Dr. I. (Ildiko) van Rhijn

Dr. I. (Ildiko) van Rhijn

Universitair docent
030 253 5740

Research interest:  unconventional T cells

Immunity against pathogen-derived proteins and peptides is well understood and applied in vaccines.  The mechanism of immunity against lipids and other non peptidic antigens is less well studied, but potentially as important and applicable in vaccines. 

In humans, unconventional T cells recognizing lipid antigens presented by CD1 molecules become activated during infection with Mycobacterium tuberculosis.  The nature of the antigens and how they are recognized, and the functionality of the reacting T cells has been studied in just a few cases.  The mouse has been widely used as a model animal to study many aspects of the immune system.  However, mice do not have the the CD1a, CD1b, and CD1c molecules that present most known lipid antigens.  Because cattle express a full set of CD1 proteins and is a natural host for mycobacterial infections, unconventional T cells can be studied during these infections and experimental vaccines can be developed and tested in this target species.  Also, we have recently performed comparative analyses of the canine, equine, and porcine CD1 system, as well as other non-classical antigen presenting molecules.  Whave also successfully worked with human T cells that were fresly isolated from blood donations. 

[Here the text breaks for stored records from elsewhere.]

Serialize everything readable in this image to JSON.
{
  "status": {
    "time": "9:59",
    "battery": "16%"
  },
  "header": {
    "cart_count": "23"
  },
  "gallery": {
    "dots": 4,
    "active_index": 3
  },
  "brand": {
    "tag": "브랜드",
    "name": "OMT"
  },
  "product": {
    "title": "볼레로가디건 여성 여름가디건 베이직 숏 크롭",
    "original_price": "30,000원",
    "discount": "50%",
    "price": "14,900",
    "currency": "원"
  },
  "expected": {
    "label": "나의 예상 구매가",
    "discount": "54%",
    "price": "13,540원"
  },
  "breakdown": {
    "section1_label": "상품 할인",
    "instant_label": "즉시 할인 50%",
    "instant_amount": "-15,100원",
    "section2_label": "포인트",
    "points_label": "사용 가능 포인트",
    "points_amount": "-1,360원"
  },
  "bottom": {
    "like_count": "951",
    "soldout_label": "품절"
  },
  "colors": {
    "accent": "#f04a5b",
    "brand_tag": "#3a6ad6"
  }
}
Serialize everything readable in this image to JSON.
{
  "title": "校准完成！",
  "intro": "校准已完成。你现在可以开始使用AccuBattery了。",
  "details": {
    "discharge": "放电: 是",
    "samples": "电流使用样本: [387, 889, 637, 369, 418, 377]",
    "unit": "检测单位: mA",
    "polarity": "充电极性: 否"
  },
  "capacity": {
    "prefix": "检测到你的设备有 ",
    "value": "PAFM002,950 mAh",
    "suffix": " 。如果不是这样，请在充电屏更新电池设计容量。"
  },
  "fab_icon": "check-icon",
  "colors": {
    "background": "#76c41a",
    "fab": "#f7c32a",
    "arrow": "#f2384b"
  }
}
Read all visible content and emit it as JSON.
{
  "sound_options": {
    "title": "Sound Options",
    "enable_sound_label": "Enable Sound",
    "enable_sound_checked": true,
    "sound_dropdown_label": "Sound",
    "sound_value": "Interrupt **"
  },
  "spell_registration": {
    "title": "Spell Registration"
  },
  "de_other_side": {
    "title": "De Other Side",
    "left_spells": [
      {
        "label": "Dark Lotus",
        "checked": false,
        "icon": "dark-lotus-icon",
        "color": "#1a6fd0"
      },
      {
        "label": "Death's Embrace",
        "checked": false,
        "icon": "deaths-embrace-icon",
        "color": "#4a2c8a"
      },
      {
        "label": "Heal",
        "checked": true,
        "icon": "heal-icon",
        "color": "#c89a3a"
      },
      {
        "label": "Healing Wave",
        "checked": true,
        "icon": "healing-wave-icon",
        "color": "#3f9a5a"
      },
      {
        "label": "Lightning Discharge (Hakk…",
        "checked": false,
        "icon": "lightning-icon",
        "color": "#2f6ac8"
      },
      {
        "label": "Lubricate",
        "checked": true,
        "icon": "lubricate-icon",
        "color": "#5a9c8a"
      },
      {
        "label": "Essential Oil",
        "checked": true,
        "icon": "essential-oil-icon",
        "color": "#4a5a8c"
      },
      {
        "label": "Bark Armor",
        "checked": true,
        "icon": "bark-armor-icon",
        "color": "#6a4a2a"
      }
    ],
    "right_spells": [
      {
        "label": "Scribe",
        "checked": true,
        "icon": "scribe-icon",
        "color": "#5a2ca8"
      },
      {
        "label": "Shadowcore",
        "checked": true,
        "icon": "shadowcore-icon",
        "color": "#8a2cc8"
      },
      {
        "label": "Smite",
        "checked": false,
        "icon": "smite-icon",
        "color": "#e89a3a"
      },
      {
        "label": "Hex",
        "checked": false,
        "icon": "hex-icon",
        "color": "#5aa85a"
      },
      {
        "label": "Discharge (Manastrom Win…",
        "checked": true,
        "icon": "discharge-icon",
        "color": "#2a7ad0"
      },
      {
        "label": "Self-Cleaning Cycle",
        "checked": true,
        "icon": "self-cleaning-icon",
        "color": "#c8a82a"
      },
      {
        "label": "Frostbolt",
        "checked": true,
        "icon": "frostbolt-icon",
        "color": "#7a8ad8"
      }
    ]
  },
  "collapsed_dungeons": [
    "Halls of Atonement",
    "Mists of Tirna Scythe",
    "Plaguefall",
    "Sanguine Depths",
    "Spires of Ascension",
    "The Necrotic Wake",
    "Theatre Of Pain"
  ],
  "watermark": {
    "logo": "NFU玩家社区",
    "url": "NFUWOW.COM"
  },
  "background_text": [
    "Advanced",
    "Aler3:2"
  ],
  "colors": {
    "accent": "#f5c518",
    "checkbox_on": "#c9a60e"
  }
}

In addition to our work on lipid antigens from Mycobacterium tuberculosis, we are now looking for lipids from unrelated, clinically relevant bacteria that stimulate the CD1 system.  Also, we have provided proof of principle that N-myristoylated peptides can be recognized by the human immune system via presentation by the CD1c protein, which opens the possibility that the CD1 system may also be activated by viral infections.